Red Sox outfielder Carl Yastrzemski – No. 61
Carl Yastrzemski spent his entire 23-year career with the Red Sox. He had the unenviable task of filling the shoes of the greatest hitter in franchise history but Yaz didn’t take long to build his own legacy in Boston.
The 18-time All-Star won three batting titles and seven Gold Gloves. Yastrzemski hit .285/.379/.462 for his career. His uncanny longevity with the same organization helped him reach the top in many categories in franchise history, including games played, plate appearances, runs scored and RBI. His 452 home runs are the third-most by a Red Sox player and 39th in MLB history.
Yaz earned an MVP award in 1967 when he captured the Triple Crown by hitting .326 with 44 home runs and 121 RBI. It would be 45 years before anyone else repeated the rare Triple Crown accomplishment (Miguel Cabrera – 2012).
His career year led the Red Sox to the World Series where they fell to the St. Louis Cardinals in an epic seven-game battle. Yaz hit .400 with three homers in that series. While Boston ultimately fell short of ending their championship drought, that Impossible Dream season breathed baseball life back into the city of Boston.
His run production might not jump off the page outside of a peak where he hit 40+ homers and drove in 100+ RBI three times in a four year span. What’s impressive about Yaz’s career is that much of it came during an era dominated by pitching. He won a batting title while leading the league in walks and on-base percentage during the infamous Year of the Pitcher in 1968.

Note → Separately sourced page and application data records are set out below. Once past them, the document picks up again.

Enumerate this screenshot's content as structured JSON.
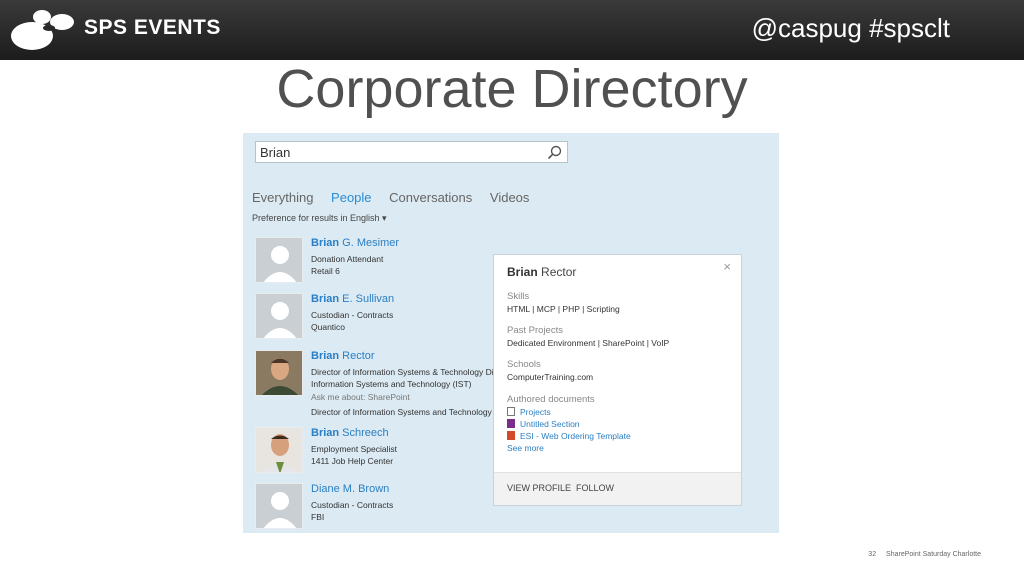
{
  "header": {
    "brand": "SPS EVENTS",
    "handle": "@caspug #spsclt"
  },
  "slide": {
    "title": "Corporate Directory"
  },
  "search": {
    "value": "Brian"
  },
  "tabs": [
    "Everything",
    "People",
    "Conversations",
    "Videos"
  ],
  "active_tab": "People",
  "preference": "Preference for results in English ▾",
  "results": [
    {
      "first": "Brian",
      "rest": " G. Mesimer",
      "line1": "Donation Attendant",
      "line2": "Retail 6"
    },
    {
      "first": "Brian",
      "rest": " E. Sullivan",
      "line1": "Custodian - Contracts",
      "line2": "Quantico"
    },
    {
      "first": "Brian",
      "rest": " Rector",
      "line1": "Director of Information Systems & Technology Dir",
      "line2": "Information Systems and Technology (IST)",
      "ask": "Ask me about: SharePoint",
      "line3": "Director of Information Systems and Technology"
    },
    {
      "first": "Brian",
      "rest": " Schreech",
      "line1": "Employment Specialist",
      "line2": "1411 Job Help Center"
    },
    {
      "first": "",
      "rest": "Diane M. Brown",
      "line1": "Custodian - Contracts",
      "line2": "FBI"
    }
  ],
  "card": {
    "first": "Brian",
    "rest": " Rector",
    "skills_h": "Skills",
    "skills": "HTML | MCP | PHP | Scripting",
    "projects_h": "Past Projects",
    "projects": "Dedicated Environment | SharePoint | VoIP",
    "schools_h": "Schools",
    "schools": "ComputerTraining.com",
    "docs_h": "Authored documents",
    "docs": [
      "Projects",
      "Untitled Section",
      "ESI - Web Ordering Template"
    ],
    "see_more": "See more",
    "view_profile": "VIEW PROFILE",
    "follow": "FOLLOW"
  },
  "footer": {
    "page": "32",
    "event": "SharePoint Saturday Charlotte"
  }
}
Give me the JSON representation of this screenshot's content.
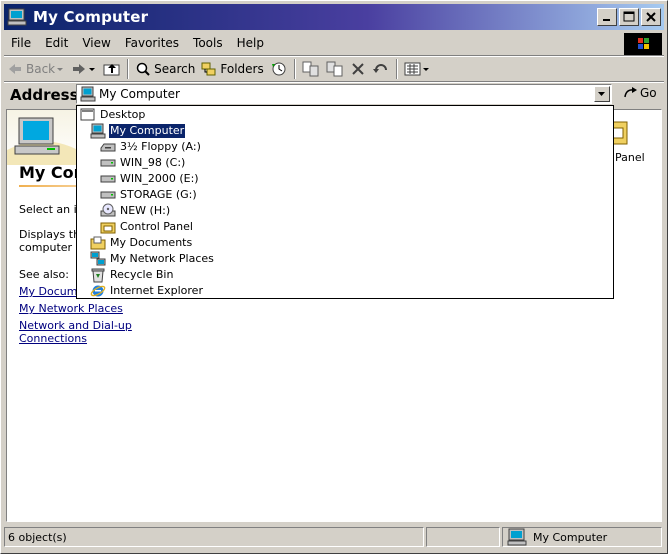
{
  "window": {
    "title": "My Computer",
    "title_icon": "my-computer-icon"
  },
  "menu": [
    "File",
    "Edit",
    "View",
    "Favorites",
    "Tools",
    "Help"
  ],
  "toolbar": {
    "back_label": "Back",
    "search_label": "Search",
    "folders_label": "Folders"
  },
  "address": {
    "label": "Address",
    "value": "My Computer",
    "go_label": "Go"
  },
  "dropdown": {
    "items": [
      {
        "label": "Desktop",
        "icon": "desktop-icon",
        "level": 0
      },
      {
        "label": "My Computer",
        "icon": "my-computer-icon",
        "level": 1,
        "selected": true
      },
      {
        "label": "3½ Floppy (A:)",
        "icon": "floppy-drive-icon",
        "level": 2
      },
      {
        "label": "WIN_98 (C:)",
        "icon": "hard-drive-icon",
        "level": 2
      },
      {
        "label": "WIN_2000 (E:)",
        "icon": "hard-drive-icon",
        "level": 2
      },
      {
        "label": "STORAGE (G:)",
        "icon": "hard-drive-icon",
        "level": 2
      },
      {
        "label": "NEW (H:)",
        "icon": "cd-drive-icon",
        "level": 2
      },
      {
        "label": "Control Panel",
        "icon": "control-panel-icon",
        "level": 2
      },
      {
        "label": "My Documents",
        "icon": "folder-icon",
        "level": 1
      },
      {
        "label": "My Network Places",
        "icon": "network-places-icon",
        "level": 1
      },
      {
        "label": "Recycle Bin",
        "icon": "recycle-bin-icon",
        "level": 1
      },
      {
        "label": "Internet Explorer",
        "icon": "internet-explorer-icon",
        "level": 1
      }
    ]
  },
  "webview": {
    "title": "My Com",
    "select_text": "Select an ite",
    "desc_line1": "Displays the",
    "desc_line2": "computer",
    "see_also": "See also:",
    "links": [
      "My Documen",
      "My Network Places",
      "Network and Dial-up Connections"
    ]
  },
  "content": {
    "control_panel_label": "Panel"
  },
  "status": {
    "count_text": "6 object(s)",
    "zone_text": "My Computer"
  },
  "colors": {
    "title_start": "#0a246a",
    "title_end": "#a6caf0",
    "selection": "#0a246a",
    "link": "#00007f"
  }
}
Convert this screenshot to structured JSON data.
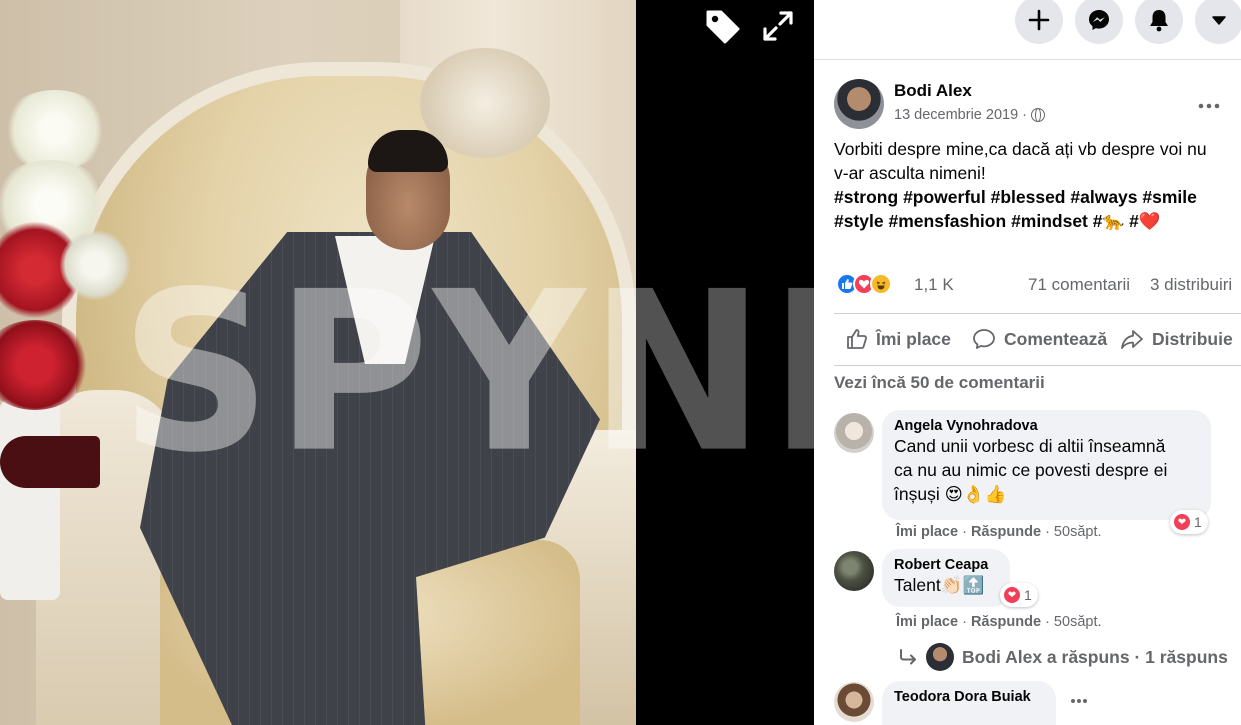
{
  "viewer": {
    "watermark": "SPYNE",
    "tag_icon": "tag-icon",
    "expand_icon": "expand-icon"
  },
  "topbar": {
    "buttons": [
      {
        "icon": "plus-icon"
      },
      {
        "icon": "messenger-icon"
      },
      {
        "icon": "bell-icon"
      },
      {
        "icon": "chevron-down-icon"
      }
    ]
  },
  "post": {
    "author": "Bodi Alex",
    "date": "13 decembrie 2019 ·",
    "privacy_icon": "globe-icon",
    "text_line1": "Vorbiti despre mine,ca dacă ați vb despre voi nu",
    "text_line2": "v-ar asculta nimeni!",
    "hashtags_line1": [
      "#strong",
      "#powerful",
      "#blessed",
      "#always",
      "#smile"
    ],
    "hashtags_line2": [
      "#style",
      "#mensfashion",
      "#mindset",
      "#🐆",
      "#❤️"
    ],
    "reactions_count": "1,1 K",
    "comments_count": "71 comentarii",
    "shares_count": "3 distribuiri",
    "actions": {
      "like": "Îmi place",
      "comment": "Comentează",
      "share": "Distribuie"
    },
    "see_more_comments": "Vezi încă 50 de comentarii"
  },
  "comments": [
    {
      "name": "Angela Vynohradova",
      "text_lines": [
        "Cand unii vorbesc di altii înseamnă",
        "ca nu au nimic ce povesti despre ei",
        "înșuși 😍👌👍"
      ],
      "like": "Îmi place",
      "reply": "Răspunde",
      "time": "· 50săpt.",
      "reactions": "1"
    },
    {
      "name": "Robert Ceapa",
      "text_lines": [
        "Talent👏🏻🔝"
      ],
      "like": "Îmi place",
      "reply": "Răspunde",
      "time": "· 50săpt.",
      "reactions": "1"
    },
    {
      "name": "Teodora Dora Buiak"
    }
  ],
  "reply_summary": "Bodi Alex a răspuns · 1 răspuns",
  "colors": {
    "accent": "#1877f2",
    "love": "#f33e58",
    "secondary_text": "#65676b",
    "bubble": "#f0f2f5"
  }
}
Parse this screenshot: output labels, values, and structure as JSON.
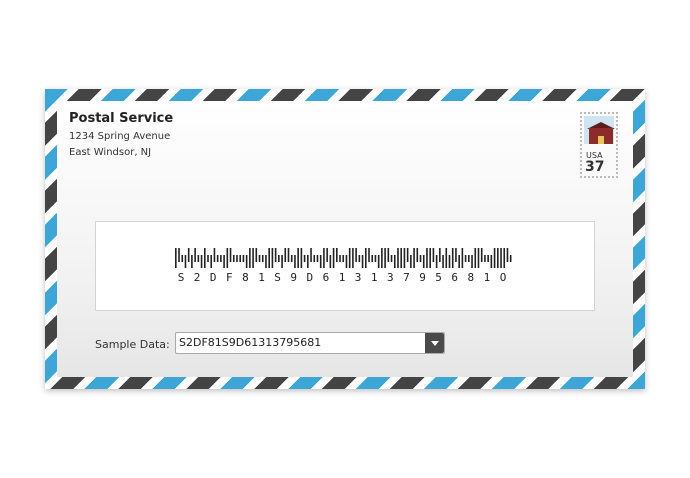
{
  "sender": {
    "name": "Postal Service",
    "address_line1": "1234 Spring Avenue",
    "address_line2": "East Windsor, NJ"
  },
  "stamp": {
    "country": "USA",
    "value": "37"
  },
  "barcode": {
    "text": "S2DF81S9D61313795681O",
    "characters": [
      "S",
      "2",
      "D",
      "F",
      "8",
      "1",
      "S",
      "9",
      "D",
      "6",
      "1",
      "3",
      "1",
      "3",
      "7",
      "9",
      "5",
      "6",
      "8",
      "1",
      "O"
    ],
    "colors": {
      "bar": "#222222"
    }
  },
  "sample_data": {
    "label": "Sample Data:",
    "value": "S2DF81S9D61313795681",
    "icon": "chevron-down-icon"
  },
  "theme": {
    "stripe_blue": "#3ea6d6",
    "stripe_dark": "#444444"
  }
}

Yastrzemski emerged during a period when the Red Sox were an afterthought in Boston. He became a beloved icon and helped save baseball in this city. He might not crack the top half of ESPN’s list but he’s near the top in the hearts of many Red Sox fans.